Yet, as Innes stresses, the capitalism of this era was not individual but communal. Development of the ironworks and shipbuilding industries was deliberately fostered by both the Massachusetts General Court (the governing body) and individual communities, which provided free land, tax exemptions, and exclusive rights to individuals and groups willing to invest in establishing factories—much as our states today seek to attract industries by offering tax advantages and other benefits. Sales of materials such as timber were likewise sometimes limited so as to encourage shipbuilding, which settlers believed would offer their community more long-run benefits than would accrue if the wood were used for more transitory purposes.
Of course, there was vastly more individual freedom than the settlers had enjoyed in their homeland, but the Protestant ethic also imposed a social discipline provided by community constraints which curbed what Innes sees as the myopic tendencies of short-run profit-seeking.
Expressed another way, Innes finds much evidence of civic engagement. He does not propose that our federal government should emulate this system, for in his account these are all local arrangements which tapped the energies and the far-sighted wisdom of local residents. It should also be remembered that modern institutions such as stock markets had not yet emerged. Nor were the settlers’ efforts always an unmitigated success: while they favored cattle raising over growing crops to economize on the use of scarce labor, the large expanses needed for grazing cattle forced the settlers to become more dispersed, thereby diluting the sense of community. And the technical difficulties involved in operating the early iron works forced the colonists to attract from Britain men and women who were highly skilled at their tasks but who were also given to armed robbery, rape, arson, assault, battery, lewdness, profanity, and chronic drunkenness—all distinctly non-Puritanical behavior.

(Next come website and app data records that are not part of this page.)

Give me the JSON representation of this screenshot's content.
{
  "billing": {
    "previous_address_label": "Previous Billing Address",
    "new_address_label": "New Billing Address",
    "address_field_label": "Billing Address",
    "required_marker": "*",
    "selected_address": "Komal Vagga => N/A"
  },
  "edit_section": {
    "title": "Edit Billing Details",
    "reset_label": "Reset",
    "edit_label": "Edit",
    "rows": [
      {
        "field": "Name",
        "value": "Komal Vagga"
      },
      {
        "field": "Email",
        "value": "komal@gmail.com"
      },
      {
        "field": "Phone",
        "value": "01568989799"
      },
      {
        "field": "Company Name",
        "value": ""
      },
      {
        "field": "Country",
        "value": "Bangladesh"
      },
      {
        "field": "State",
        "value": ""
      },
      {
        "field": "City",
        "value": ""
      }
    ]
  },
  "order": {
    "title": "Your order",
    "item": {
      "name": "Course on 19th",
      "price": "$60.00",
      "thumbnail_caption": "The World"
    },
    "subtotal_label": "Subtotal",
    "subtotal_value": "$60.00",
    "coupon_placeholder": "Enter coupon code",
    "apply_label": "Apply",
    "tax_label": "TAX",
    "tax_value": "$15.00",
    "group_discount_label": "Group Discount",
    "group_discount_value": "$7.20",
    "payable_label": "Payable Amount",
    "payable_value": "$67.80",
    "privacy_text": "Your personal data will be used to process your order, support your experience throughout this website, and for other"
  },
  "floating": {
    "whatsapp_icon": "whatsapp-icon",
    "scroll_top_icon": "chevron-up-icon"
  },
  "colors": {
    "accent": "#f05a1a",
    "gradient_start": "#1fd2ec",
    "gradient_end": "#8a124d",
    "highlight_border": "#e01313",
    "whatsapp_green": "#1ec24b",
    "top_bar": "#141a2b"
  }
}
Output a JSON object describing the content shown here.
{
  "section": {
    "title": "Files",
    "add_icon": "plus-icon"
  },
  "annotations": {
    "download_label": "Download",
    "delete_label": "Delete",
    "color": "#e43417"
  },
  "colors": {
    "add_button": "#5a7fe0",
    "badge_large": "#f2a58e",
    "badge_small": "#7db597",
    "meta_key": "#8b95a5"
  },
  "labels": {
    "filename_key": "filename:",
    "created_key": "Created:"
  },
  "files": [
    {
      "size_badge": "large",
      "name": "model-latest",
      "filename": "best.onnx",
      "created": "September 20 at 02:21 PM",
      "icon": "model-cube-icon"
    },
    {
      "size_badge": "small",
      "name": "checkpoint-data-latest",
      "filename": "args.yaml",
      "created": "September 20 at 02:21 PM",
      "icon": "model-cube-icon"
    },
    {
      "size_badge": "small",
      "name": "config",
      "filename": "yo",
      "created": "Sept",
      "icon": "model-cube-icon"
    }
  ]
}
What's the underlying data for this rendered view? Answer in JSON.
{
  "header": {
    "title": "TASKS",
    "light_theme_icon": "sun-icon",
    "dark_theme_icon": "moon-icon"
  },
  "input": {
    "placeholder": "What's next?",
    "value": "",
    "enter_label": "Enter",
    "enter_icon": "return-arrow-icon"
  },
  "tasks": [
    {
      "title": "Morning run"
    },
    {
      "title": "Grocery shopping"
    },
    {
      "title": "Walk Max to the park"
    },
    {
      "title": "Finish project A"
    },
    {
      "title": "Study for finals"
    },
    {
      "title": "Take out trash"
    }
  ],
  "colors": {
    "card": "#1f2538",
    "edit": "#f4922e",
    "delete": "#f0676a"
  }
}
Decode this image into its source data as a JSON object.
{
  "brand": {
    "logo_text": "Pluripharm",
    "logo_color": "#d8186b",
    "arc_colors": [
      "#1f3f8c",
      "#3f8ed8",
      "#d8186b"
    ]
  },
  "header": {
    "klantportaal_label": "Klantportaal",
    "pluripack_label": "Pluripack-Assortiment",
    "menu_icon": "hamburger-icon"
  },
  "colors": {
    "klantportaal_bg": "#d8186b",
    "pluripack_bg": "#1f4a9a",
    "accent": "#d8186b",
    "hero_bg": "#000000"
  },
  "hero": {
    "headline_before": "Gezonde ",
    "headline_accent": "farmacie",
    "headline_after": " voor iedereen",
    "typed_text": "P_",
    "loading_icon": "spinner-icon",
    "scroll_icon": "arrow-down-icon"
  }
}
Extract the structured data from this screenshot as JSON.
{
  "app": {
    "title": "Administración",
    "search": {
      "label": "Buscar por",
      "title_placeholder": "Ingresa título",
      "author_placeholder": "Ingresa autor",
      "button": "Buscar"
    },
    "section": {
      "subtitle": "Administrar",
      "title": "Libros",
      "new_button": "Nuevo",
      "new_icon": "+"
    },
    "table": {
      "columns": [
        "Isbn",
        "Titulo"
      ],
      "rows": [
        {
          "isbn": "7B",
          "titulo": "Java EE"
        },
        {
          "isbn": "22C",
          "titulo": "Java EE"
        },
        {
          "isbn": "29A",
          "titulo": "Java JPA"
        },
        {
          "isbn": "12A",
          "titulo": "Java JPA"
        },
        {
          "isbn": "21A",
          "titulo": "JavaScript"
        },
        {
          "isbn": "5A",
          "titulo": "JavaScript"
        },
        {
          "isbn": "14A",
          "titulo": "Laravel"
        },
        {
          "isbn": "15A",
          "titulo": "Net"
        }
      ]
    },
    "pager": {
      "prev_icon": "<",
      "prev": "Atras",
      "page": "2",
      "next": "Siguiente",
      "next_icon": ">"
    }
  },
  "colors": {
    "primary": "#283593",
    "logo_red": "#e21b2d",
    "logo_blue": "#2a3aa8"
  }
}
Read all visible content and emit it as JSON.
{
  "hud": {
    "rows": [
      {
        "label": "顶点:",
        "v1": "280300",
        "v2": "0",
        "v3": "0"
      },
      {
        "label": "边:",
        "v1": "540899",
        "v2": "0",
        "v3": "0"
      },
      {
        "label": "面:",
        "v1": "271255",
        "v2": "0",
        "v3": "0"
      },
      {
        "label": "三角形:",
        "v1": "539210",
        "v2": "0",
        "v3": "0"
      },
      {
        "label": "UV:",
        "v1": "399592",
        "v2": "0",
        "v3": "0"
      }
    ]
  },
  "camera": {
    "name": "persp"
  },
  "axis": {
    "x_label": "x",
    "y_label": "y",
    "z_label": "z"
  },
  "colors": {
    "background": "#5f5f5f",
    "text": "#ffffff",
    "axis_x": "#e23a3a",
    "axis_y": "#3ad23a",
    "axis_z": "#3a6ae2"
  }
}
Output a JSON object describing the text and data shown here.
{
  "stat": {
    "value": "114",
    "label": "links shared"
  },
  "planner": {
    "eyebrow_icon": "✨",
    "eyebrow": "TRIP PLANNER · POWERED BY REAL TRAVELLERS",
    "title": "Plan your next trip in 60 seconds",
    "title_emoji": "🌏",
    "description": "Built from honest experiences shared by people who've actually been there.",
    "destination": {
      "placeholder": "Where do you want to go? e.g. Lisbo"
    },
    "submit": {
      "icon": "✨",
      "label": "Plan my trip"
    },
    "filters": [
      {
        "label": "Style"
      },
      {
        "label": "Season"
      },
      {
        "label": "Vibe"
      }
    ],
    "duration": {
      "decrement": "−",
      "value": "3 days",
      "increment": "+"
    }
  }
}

Yet, by not resorting to slavery, as the plantation economies to the South had sadly done, the New England Puritans escaped the implied notion that hard work is degrading. On these principles of hard work, community concern, investment in the development of strategic productive facilities, and reduced regulation, the New England colonies set a standard for economic, social, and political development which was not only remarkable for its time but which has seldom been matched.